By Nicholas Kelsa
RECENTLY, I HAD THE OPPORTUNITY TO MEET with Hazel Park’s new Animal Control Officer, Jennifer Thomas, at the Hazel Park Animal Shelter at 24211 Couzens. The facility is well-maintained, and the residents are cats and dogs who are either surrendered by their owners or brought in by the Hazel Park police. Many of the animals turn out to be missing or lost. The facility is located inside the DPW yard, on the north side of the garage. The Hazel Park dog park is located directly next door (residents can purchase an annual pass for $25 from the City Clerk’s office at City Hall). “We encourage residents to use the dog park. It’s a great way for people to exercise with their pets.”
The pets which prove to be missing or lost stay at the shelter temporarily while the owner is located. The facility also coordinates veterinary services for injured animals who are then adopted out following recovery. Additionally, Hazel Park residents can report injured or lost animals by calling 248-5464096 and asking for Officer Thomas. After hours and for emergencies, residents can call 248-542-6161. The shelter also maintains an active Facebook presence, where photos of available adoptions can be viewed. The Hazel Park Police Department is another resource for residents to report problems to animal control, such as aggressive or neglected animals.
Officer Thomas holds a masters degree in zoology from MSU and worked at the Detroit Zoo for 15 years. She has also adopted two cats and is a lifelong animal lover. I asked her how she got into this line of work. “It’s the story that you hear from most people. I’ve always loved animals!” Thomas is also a mother of two daughters, Eve and Amber.
I also asked Officer Thomas what kinds of precautions pet owners can take to avoid losing their pets. “We definitely encourage microchips,” she said, and she mentioned that a lost cat had recently been returned from Hamtramck specifically because of a microchip implant. Officer Thomas also mentioned the importance of keeping pets on a leash when in public due to the various unexpected distractions. Dogs can very often run off when they see something interesting, particularly a squirrel or another dog.
WE DISCUSSED THE SHELTER’S VOLUNTEER PROGRAM, which is critical to the facility’s operations. “Our volunteers are how we get things done.” Volunteer shifts are typically one-two hours long, usually on nights and weekends. Volunteers must also be at least 18 years of age and pass a background check.
Most importantly, Officer Thomas wants residents to know that the shelter’s animals are well-cared-for and need to find loving homes. She makes sure the animal is a good fit for the interested family and the fee ranges from $40-$120 for adoption.
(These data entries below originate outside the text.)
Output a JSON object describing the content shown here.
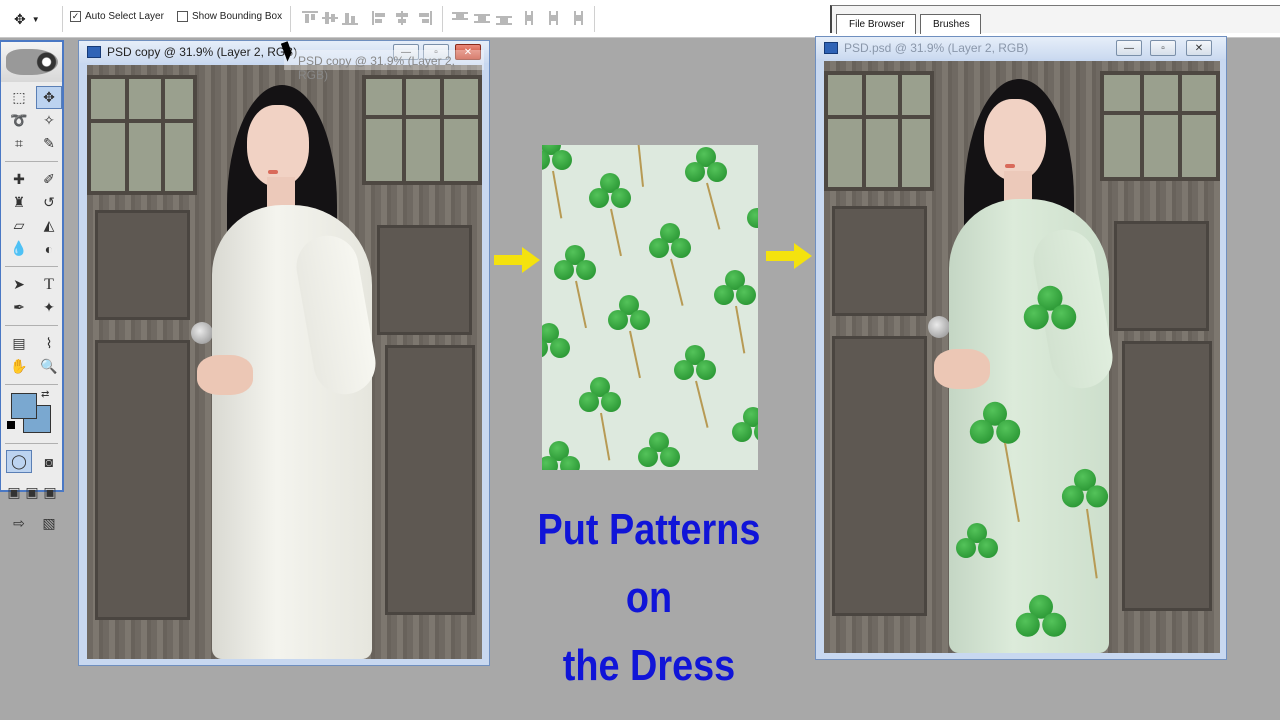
{
  "options_bar": {
    "auto_select_label": "Auto Select Layer",
    "auto_select_checked": true,
    "show_bbox_label": "Show Bounding Box",
    "show_bbox_checked": false
  },
  "palette_well": {
    "tabs": [
      {
        "label": "File Browser"
      },
      {
        "label": "Brushes"
      }
    ]
  },
  "toolbox": {
    "foreground_color": "#7aa8d0",
    "background_color": "#7aa8d0"
  },
  "left_doc": {
    "title": "PSD copy @ 31.9% (Layer 2, RGB)",
    "ghost_title": "PSD copy @ 31.9% (Layer 2, RGB)"
  },
  "right_doc": {
    "title": "PSD.psd @ 31.9% (Layer 2, RGB)"
  },
  "window_buttons": {
    "minimize": "—",
    "maximize": "▫",
    "close": "✕"
  },
  "caption": {
    "line1": "Put Patterns on",
    "line2": "the Dress"
  },
  "colors": {
    "caption": "#1014d8",
    "arrow": "#f4e20e",
    "clover": "#2a9a34"
  }
}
The best way to begin the process of pet adoption is to visit the Shelter and fill out an adoption application (and visit with the pets of course).
Officer Thomas is a welcome addition to the Hazel Park community, and is providing valuable services to Hazel Park residents, and our most vulnerable pets.